Obviously recent events in Zimbabwe have rekindled our memories, and (thanks to a recent Irish Times feature) we had the good-fortune to come across Eddie Cross’s excellent website – Africanherd. Eddie is Policy Coordinator General of the MDC and his website recounts the past few years of his and others’ struggles. It is a brilliantly evocative, articulate and sometimes heart-rending account of life in Zimbabwe today.
After Zimbabwe gained independence in 1980, things initially appeared rosy, with Zimbabwe apparently on its way to becoming a modern, liberal, progressive State, the ‘bread-basket’ (as opposed to the basket case) of Sub-Saharan Africa. A fantastic primary infrastructure (which put Ireland at the time to shame), a well developed trade and financial infrastructure and a great tourism product were all in place and functioning. By the time Billy & Declan left in 1994, the first land seizures were being spoken of, and the Country began its rapid decline (nothing to do with us leaving). Today inflation in Zimbabwe stands at 100,000% (although Eddie Cross points to a recent rate of up to 400,000%).
‘On the economic front things go from bad to worse. Inflation continues to escalate and now stands at something over 400 000 percent. Prices are changing daily, even by the hour. Quotations are valid for a few hours, you pay when you take delivery. I heard of someone who was at lunch and while they were eating, the price went up!’
Eddie Cross, March 2008.
The name ‘Zimbabwe’ derives from an archaeological complex near Mazvingo in Mashonaland in southern Zimbabwe – Great Zimbabwe – and while the meaning or derivation is still uncertain, it is thought to mean ‘made of stones’ or ‘houses of stone’, depending on who you listen to, and probably derives from the Shona language. Built between the 11th and 15th centuries the complex covers a huge area, and comprises a network of dry-stone granite walled enclosures, reminiscent of the Western Stone Forts in Ireland, with intricate upper course chevron and herringbone patterns and other stone structures.
The walls of the largest enclosure extend to a maximum height of 11m, making it the largest stone structure in Sub-Saharan Africa (well, until it was superceded by larger buildings later, ancient structure – that’s what I mean). It is such an exceptional site that the first European visitors, and later the Rhodesians (whose official line was that the structures were built by non-blacks), erroneously ascribed it to the ancient Phoenicians, Arabs, Romans, and even ancient Britons!
Extraordinary things are happening in Zimbabwe today – from the accounts we’ve read it looks like the MDC may actually pull off a victory in the current elections. Hopefully this marks the rebirth of Zimbabwe and that the Zimbabwean people can once again begin on the road to prosperity and peace. Eddie Cross puts it much better than we ever could…

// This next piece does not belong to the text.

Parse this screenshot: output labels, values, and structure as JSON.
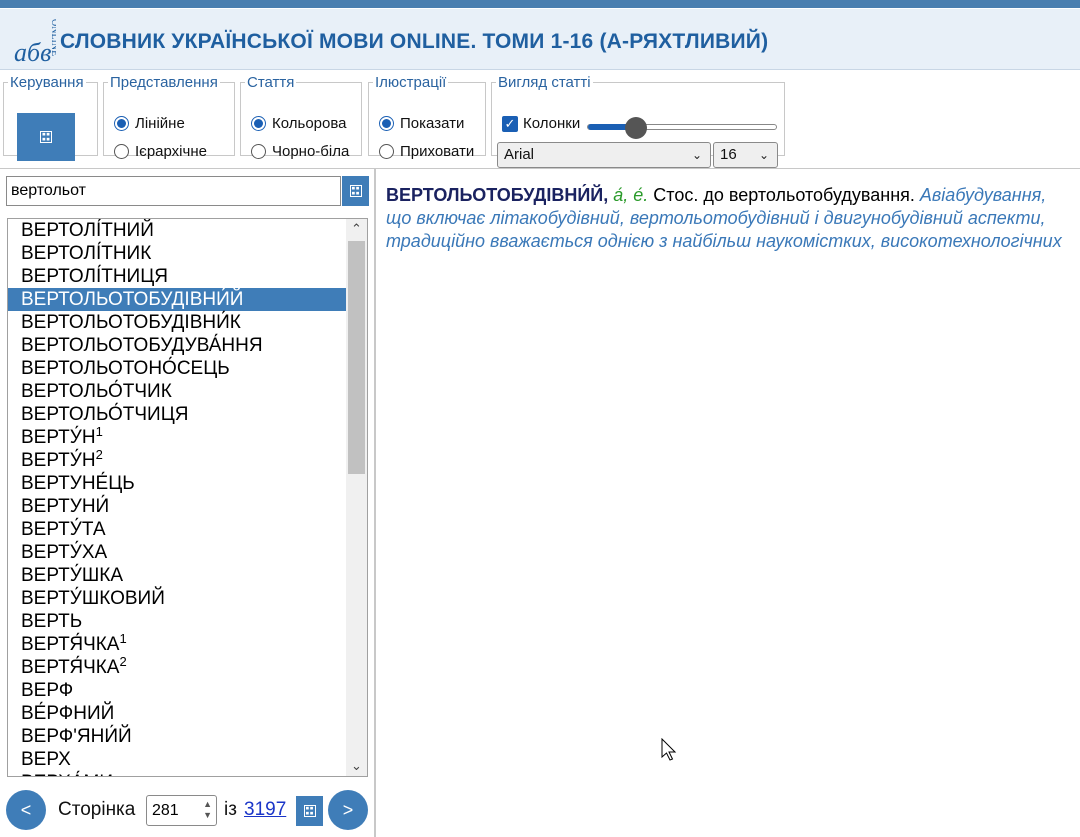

‘the people – they had just had enough, had enough of arrogance and being taken for granted, enough of the suffering and destruction of the economy. Their steadfast faith in the electoral process and their refusal to take to violence. They chose to suffer in silence and then go out and vote. For me they are the real champions and I hope they will never again be taken for granted. I also hope they will hold their new leadership accountable for the trust they have given us.’